Monday, June 15, 2015
The Bus Incident
This summer I’m sharing a PSF-owned house with two other MPH students, Kristina and Tiffany, and a fourth-year med student, Eli. We recently received another housemate, Bromley, whose dad used to work in administration with PSF. She’s only sixteen, but thanks to her family contacts and a lot of gumption on her part, she is building her nascent resume at Rwandan clinics. She says she wants to get her MPH someday. I don’t think she’s going to have any trouble doing so.
Eli is a new addition to our group – he only arrived this week – but the rest of us have become a pretty tight team, especially when it comes to planning our weekends. So far we’ve explored Volcanoes National Park, braved the open-air market at Kimironko, and sought out Kigali’s best restaurants. This past weekend, though, was a different kind of adventure.
It started uneventfully. We decided to take a trip to the western province to check out Lake Kivu, a pristine freshwater lake nestled between northwestern Rwanda and eastern Congo. We set out Saturday morning by bus and arrived before 4pm at Home St. Jean, a beautiful little hostel overlooking the lake. For $14 each, we got clean rooms for the night with private toilets, hot showers and complimentary soap. The restaurant service was a little slow, but otherwise we had no complaints. We had found heaven on earth for an obscenely reasonable price.
The next morning we took a boat to Amahoro Island and back before hopping a bus to Kigali. We were dusty and tired, but happy. We settled in for the three-hour ride home.
Then, about an hour into our trip, the bus stalled and steam started gushing from under the hood. No one seemed perturbed – breakdowns happen often in Rwanda. The driver pulled over and hopped out to inspect the damage while passengers dug out their cell phones to let their friends and family know about the delay. The driver had his phone out too, and I assumed he was calling another vehicle to come pick us up – until I heard him say, “Urazanye amazi!” Bring water? Really? He expected us to make it to Kigali with a busted radiator? I started to ask the people around me if this really was the plan. Meanwhile, the driver was poking the floor with a stick and steam had started to fill the front end of the bus, slowly at first, and then…

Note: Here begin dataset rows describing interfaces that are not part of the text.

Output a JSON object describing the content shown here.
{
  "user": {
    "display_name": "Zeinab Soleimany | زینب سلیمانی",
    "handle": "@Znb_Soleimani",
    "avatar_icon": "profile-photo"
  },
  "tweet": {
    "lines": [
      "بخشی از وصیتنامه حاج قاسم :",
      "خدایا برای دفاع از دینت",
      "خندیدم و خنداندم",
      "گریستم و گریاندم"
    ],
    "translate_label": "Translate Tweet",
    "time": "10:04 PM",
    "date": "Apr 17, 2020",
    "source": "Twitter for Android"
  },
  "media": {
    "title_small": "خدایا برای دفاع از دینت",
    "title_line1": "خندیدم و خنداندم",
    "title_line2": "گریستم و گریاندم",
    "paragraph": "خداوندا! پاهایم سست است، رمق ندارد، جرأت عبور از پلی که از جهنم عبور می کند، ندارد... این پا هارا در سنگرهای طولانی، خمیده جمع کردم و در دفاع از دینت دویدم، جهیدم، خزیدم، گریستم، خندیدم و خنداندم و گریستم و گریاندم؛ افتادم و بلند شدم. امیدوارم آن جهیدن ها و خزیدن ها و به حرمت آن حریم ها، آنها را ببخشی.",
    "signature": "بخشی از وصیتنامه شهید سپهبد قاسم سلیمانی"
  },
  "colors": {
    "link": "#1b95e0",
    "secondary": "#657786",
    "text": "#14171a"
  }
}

BOOM. Something burst, and a brownish jet of hot water shot up through the floor. A woman screamed, and suddenly there was mass panic. Passengers started shoving each other to the ground in an effort to get out the door. I tossed my backpack out the window and started trying to climb out after it, but my shirt snagged on something and I left dangling halfway out the window screaming “STOP STOP STOP” while people shoved me from behind. Kristina was in the back of the bus with her hands over her head. Tiffany leapt out a window on the other side. Bromley, the only sane one among us, had recovered Tiffany’s iPhone before making her way calmly out the side door. I think everyone – myself included – had assumed the whole bus was going to blow.
When the dust cleared, it became apparent that the panic was causeless. I don’t know enough about buses to explain the jet of water (respond in the comments section, please?) but it turned out that all the driver needed to do was release some pressure that had built up in the cooling system and send for a jerry can to replenish the water that was lost. Less than an hour later, we were all back in the bus and headed home. We made it to Kigali without further incident.
Back at the house we recounted what happened to Eli and laughed until we cried. I really couldn’t have asked for better travel companions. A lesser group would take a break from weekend travel, but not us. We’re already gearing up for our next adventure.
Akagera Park, anyone?